No, Bot! UN Ponders Regulations for Killer Robots
Today in international tech news: The United Nations discusses legislation to prevent robots from running amok. Also: Europe tells Internet companies to forget about it; privacy-loving Brits file legal challenge against the nation's NSA equivalent; and Alibaba tries to tighten up its counterfeit offerings.
May 14, 2014 10:52 AM PT
In a move that could complicate the creation of any more Terminator movies, United Nations diplomats on Tuesday discussed international laws to govern, or simply ban, the use of killer robots.
This was the first time that a UN meeting was devoted entirely to the topic, which makes sense given that the robots in question don't yet exist.
That said, the UN wants to be proactive: "All too often, international law only responds to atrocities and suffering once it has happened," said Michael Moeller, the acting head of the UN's European headquarters in Geneva.

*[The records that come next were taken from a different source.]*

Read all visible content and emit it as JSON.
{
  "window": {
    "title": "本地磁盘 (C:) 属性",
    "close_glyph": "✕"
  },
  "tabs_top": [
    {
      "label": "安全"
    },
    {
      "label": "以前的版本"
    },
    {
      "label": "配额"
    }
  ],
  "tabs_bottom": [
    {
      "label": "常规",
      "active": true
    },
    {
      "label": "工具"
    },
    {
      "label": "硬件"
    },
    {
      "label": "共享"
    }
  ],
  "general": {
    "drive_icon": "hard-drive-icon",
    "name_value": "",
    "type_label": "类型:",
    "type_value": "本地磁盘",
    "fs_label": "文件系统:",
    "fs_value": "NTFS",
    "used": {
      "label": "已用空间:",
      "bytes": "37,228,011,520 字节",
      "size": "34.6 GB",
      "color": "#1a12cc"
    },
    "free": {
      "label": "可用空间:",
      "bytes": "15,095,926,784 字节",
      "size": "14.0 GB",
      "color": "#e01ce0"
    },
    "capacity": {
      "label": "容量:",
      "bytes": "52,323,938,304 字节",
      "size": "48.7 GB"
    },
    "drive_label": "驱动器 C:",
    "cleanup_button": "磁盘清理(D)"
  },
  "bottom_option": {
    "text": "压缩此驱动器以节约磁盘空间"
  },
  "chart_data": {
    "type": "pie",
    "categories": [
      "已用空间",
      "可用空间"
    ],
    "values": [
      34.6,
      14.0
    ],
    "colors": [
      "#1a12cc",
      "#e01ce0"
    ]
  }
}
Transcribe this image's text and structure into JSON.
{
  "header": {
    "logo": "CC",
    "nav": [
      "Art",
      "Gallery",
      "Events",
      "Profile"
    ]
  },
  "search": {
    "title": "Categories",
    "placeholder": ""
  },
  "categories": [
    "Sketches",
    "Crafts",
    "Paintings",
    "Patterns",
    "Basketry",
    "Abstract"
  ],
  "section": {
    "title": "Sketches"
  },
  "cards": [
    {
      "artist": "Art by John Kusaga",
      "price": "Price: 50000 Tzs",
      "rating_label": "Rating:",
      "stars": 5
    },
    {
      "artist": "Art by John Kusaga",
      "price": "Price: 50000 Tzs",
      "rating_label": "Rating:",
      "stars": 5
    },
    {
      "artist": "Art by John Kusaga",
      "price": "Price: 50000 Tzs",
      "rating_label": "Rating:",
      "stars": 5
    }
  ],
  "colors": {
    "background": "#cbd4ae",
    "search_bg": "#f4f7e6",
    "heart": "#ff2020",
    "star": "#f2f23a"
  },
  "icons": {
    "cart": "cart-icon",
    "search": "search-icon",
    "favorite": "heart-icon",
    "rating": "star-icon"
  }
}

Moeller implored the international community to take "preemptive action to ensure that the ultimate decision to end life remains firmly under human control."
Groups such as the Campaign to Stop Killer Robots and Humans Rights Watch have called for a ban on robot killing machines.
[Source: The Associated Press]
EU Tells Web Companies to Forget About It
Internet companies can be forced to remove irrelevant or excessive personal information from search results, according to a Tuesday ruling from the Court of Justice of the European Union.
The ruling upheld a complaint filed by a Spanish man who was miffed that Google searches for his name revealed links to a 1998 newspaper piece about his home being repossessed.
In 2012, the European Commission proposed that people should have the "right to be forgotten," a phrase that has, at least in Europe, has come to define this debate.
Following this week's decision, companies like Google can be required to remove content that fits the (exceptionally ambiguous) criteria of being "inadequate, irrelevant or no longer relevant, or excessive in relation to the purposes for which they were processed and in the light of the time that has elapsed."
The ruling contradicts a non-binding agreement, published last June, in which a key advisor to the European Court of Justice stated that Google could not, in fact, be compelled to erase such data.
Privacy-Loving Brits File Legal Challenge
Privacy advocates in Britain introduced a legal challenge against the nation's top intelligence agency -- National Security Agency compadre Government Communications Headquarters, or GCHQ -- claiming that it engaged in illegal hacking.
The complaint, filed by Privacy International, centers on GCHQ's use of malware that enabled it to turn on a computer's microphone and camera without the owner's consent.
The GCHQ programs are the "modern equivalent of the government ... rummaging through your filing cabinets, diaries, journals and correspondence," reads a statement from Privacy International.
In February, news broke that GCHQ had intercepted and collected millions of images of people via Yahoo webcam chats. Some of the images were sexually explicit.
[Source: The New York Times]
Aussie Spies Sought US Help
The Australian Signals Directorate, the nation's electronic espionage agency, sought help from American spies as part of its efforts to monitor communications of Australian citizens, according to a new book by Glenn Greenwald, the journalist who first set the Edward Snowden snowball in motion.
In No Place to Hide, Greenwald cites Snowden docs, revealing that the Australian Signals Directorate "pleaded" with the NSA to expand its intelligence partnership.
Greenwald's book also claims that the Australian Signals Directorate and NSA worked together to collect intelligence that led to the arrest of a terrorist involved in the 2002 Bali bombings.
[Source: The Age]
Alibaba Stiffens on Counterfeits Ahead of IPO
Chinese e-commerce giant Alibaba, which last week filed for its much anticipated initial public offering, is touting its intellectual property-protection bona fides.
In recent years, the company has intensified its efforts to rid itself of fake goods, which are notoriously pervasive in China.
Alibaba's IPO filing conceded that the perception that its offerings are full of fakes could negatively impact business, but the company reportedly is doing what it can -- including spending US$16 million per year to stop counterfeits -- to remedy that image.